Another lost opportunity by our Finance Minister, who could have done significant lot to drive the consumer demand for real estate and turn the fortunes of the sector and in turn give a fillip to GDP growth in 2012-13.
While he mentioned that the objective of the budget was to create conditions for growth and to focus on domestic demand driven growth recovery, however he gave the real estate sector , which could have helped him meet these objectives, a miss.
The real estate sector holds significant prominence as its contribution to the Indian GDP is bound to grow beyond 6%. Housing sector has linkages to more than 250 ancillary industries and employs more than 10% of our workforce. Having said that, industry, which is undergoing stress, was in immediate need of several concessions and support measures on easing of liquidity, relaxation of high tax structures and policy stimuli to facilitate a more congenial regulatory and development environment.
High costs of inflation and financing has choked demand and supply situation that is leading to a significant demand glut and impacting the social living conditions especially in fast growing geographies.
Nonetheless, a positive step forwards has been to allow foreign debt funding in affordable housing. Thankfully, which has been acknowledged by the government as housing is as much a critical need as food and education, two areas where government is quite proactive otherwise.
By not rolling back the 1% interest subsidy government has again upheld the need for state intervention in the affordable segment. Well it does miss the point of how inflation has taken that slab from 10 lakhs to somewhere close to at least 50% higher than that. This also happens to be a segment which gets easily impacted by interest rate fluctuations. So a wider scope and a stronger support mechanism could have been much appreciated.

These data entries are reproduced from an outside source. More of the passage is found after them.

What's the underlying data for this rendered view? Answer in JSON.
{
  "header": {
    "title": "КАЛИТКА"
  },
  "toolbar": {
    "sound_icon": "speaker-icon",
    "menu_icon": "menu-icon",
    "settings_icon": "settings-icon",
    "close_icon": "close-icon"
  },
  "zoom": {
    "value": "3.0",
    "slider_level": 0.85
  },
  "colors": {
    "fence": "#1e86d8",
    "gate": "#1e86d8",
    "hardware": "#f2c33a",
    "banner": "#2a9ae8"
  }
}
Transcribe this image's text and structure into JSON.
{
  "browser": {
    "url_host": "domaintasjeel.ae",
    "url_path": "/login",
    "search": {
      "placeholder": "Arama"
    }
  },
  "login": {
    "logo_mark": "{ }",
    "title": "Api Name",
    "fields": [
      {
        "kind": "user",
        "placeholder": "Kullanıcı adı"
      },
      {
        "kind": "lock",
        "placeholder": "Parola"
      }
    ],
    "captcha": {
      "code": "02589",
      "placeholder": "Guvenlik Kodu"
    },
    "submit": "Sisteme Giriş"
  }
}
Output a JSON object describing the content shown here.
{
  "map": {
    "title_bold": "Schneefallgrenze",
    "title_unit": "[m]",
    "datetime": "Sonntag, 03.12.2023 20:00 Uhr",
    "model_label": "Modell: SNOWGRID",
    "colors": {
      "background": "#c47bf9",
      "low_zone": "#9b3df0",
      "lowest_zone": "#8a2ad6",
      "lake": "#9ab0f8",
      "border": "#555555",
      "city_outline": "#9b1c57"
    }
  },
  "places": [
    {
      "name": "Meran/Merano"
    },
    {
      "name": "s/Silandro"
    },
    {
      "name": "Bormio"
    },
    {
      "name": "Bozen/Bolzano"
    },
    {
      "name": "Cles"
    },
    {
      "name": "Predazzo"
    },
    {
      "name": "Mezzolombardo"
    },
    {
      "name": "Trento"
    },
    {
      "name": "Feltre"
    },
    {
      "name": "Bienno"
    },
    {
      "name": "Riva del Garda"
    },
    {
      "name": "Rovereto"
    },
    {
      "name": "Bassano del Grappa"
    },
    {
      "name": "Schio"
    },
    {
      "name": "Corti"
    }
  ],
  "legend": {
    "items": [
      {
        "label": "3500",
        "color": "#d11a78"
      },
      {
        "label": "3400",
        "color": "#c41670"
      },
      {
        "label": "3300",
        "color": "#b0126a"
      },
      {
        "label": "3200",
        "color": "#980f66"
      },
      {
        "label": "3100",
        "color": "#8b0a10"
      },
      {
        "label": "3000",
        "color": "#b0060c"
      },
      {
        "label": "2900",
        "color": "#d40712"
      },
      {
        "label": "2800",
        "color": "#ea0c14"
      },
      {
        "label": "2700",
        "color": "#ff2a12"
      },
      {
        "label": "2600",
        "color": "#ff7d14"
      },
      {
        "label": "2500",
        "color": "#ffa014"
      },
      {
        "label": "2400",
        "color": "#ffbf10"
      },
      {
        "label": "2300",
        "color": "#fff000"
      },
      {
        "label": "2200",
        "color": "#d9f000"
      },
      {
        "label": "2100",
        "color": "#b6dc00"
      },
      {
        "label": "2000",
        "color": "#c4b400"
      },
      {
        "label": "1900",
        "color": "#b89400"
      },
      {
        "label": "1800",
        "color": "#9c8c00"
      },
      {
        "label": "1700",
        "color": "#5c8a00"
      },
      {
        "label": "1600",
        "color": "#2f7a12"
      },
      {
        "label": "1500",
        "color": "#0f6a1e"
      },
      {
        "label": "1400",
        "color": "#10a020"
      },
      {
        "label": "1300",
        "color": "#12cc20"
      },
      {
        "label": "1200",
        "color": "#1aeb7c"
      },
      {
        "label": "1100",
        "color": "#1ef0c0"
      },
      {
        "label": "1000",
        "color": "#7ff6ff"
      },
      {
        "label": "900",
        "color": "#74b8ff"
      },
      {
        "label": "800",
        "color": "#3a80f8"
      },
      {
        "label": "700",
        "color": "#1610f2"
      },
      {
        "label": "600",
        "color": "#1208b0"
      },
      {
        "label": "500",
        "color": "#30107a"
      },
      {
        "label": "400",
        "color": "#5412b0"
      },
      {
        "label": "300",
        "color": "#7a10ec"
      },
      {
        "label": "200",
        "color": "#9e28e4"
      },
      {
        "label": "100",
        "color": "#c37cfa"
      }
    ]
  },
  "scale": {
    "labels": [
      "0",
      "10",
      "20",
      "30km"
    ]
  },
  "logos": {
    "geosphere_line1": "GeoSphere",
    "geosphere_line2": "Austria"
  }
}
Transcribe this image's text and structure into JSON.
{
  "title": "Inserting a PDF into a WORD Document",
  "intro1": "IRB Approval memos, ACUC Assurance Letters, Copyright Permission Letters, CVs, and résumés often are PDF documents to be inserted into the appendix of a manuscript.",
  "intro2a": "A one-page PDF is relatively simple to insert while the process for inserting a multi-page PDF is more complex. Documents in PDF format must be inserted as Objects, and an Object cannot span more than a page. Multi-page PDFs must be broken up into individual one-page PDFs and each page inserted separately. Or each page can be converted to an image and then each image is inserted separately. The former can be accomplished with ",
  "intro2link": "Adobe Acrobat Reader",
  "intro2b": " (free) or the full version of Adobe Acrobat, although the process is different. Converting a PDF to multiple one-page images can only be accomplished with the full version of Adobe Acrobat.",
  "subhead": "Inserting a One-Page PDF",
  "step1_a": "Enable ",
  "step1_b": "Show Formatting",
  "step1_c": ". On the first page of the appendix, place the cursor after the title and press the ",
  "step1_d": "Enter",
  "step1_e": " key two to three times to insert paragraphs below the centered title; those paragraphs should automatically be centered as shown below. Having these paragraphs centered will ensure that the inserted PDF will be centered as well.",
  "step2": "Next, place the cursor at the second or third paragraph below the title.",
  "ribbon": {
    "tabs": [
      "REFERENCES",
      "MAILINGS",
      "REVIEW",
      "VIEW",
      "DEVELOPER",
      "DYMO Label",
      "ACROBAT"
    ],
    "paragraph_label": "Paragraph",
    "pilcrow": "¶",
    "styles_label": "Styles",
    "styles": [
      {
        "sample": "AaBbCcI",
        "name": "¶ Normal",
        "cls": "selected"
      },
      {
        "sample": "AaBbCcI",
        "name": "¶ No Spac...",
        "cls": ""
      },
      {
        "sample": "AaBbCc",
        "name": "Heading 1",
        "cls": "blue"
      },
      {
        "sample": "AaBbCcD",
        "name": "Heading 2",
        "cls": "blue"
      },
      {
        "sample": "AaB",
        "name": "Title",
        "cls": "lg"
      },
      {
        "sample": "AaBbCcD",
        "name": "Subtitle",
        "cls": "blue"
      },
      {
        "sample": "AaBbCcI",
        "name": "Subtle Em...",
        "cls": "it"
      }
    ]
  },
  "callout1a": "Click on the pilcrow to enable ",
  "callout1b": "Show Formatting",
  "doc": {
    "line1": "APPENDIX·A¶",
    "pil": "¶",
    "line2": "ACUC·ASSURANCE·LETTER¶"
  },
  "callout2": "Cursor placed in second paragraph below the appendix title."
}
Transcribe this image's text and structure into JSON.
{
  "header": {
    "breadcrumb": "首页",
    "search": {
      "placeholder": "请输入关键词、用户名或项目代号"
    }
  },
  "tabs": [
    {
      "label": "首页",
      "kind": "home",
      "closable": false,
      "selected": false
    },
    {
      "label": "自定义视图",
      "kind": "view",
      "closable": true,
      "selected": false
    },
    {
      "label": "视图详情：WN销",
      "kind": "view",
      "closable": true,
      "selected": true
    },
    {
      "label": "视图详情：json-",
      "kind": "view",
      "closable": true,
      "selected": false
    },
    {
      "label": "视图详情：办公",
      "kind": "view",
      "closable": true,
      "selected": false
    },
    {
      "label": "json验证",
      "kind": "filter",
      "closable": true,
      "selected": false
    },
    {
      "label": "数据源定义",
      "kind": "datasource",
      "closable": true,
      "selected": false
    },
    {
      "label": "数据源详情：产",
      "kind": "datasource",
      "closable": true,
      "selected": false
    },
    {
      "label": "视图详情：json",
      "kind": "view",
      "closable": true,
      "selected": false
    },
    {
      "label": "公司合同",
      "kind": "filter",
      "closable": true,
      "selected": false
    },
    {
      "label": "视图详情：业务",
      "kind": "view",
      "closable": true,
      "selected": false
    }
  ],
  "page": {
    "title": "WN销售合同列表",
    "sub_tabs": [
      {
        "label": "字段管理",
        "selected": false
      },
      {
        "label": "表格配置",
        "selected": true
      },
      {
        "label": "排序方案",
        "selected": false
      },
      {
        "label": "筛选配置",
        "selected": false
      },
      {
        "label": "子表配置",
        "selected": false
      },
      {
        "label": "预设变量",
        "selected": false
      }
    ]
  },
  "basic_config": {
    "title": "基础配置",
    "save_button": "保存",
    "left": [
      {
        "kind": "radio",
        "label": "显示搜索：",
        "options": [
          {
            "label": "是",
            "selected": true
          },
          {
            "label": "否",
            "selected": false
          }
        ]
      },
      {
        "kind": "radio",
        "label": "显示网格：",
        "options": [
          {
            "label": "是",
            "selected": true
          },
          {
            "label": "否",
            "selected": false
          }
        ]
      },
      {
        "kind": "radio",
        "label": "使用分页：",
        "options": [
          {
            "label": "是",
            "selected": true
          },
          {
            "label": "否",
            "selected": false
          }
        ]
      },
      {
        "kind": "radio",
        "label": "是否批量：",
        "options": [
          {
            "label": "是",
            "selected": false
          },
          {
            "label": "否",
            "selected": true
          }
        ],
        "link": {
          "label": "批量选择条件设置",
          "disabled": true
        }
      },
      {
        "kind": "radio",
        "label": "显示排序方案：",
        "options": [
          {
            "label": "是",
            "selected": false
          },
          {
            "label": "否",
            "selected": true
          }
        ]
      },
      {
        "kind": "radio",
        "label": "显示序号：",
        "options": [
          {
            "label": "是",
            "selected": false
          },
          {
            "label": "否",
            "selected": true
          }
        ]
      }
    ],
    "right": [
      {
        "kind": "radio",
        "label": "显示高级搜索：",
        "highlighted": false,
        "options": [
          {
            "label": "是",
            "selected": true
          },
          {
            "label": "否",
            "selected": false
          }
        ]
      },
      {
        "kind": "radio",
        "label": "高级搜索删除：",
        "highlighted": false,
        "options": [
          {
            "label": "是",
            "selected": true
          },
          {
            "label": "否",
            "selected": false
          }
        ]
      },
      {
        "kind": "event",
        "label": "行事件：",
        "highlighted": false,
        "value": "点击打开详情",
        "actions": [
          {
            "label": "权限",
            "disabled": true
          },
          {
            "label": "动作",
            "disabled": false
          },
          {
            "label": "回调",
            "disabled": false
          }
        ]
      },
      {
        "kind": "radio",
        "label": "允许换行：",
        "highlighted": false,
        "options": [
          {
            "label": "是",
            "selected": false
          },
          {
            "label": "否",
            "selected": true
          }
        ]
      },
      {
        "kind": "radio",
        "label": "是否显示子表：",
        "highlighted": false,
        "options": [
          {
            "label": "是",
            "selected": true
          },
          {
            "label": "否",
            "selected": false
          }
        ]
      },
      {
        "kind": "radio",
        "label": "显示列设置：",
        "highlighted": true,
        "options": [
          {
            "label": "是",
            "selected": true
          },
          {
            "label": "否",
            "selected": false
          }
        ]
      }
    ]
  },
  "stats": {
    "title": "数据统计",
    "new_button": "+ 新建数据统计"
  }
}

Hike in indirect taxes will definitely impact the cost of delivery of real estate impacting overall demand. Further, shifts in tax slabs are too small to influence incremental demand.
No other positive measure to lend higher vibrancy into this sector was introduced or mentioned by Mr. Pranab Mukherjee. Any step towards attracting more FDI into the sector through relaxation of investment and exit norms providing a conducive environment for exits could have gone a long way in getting international interest back into Indian realty.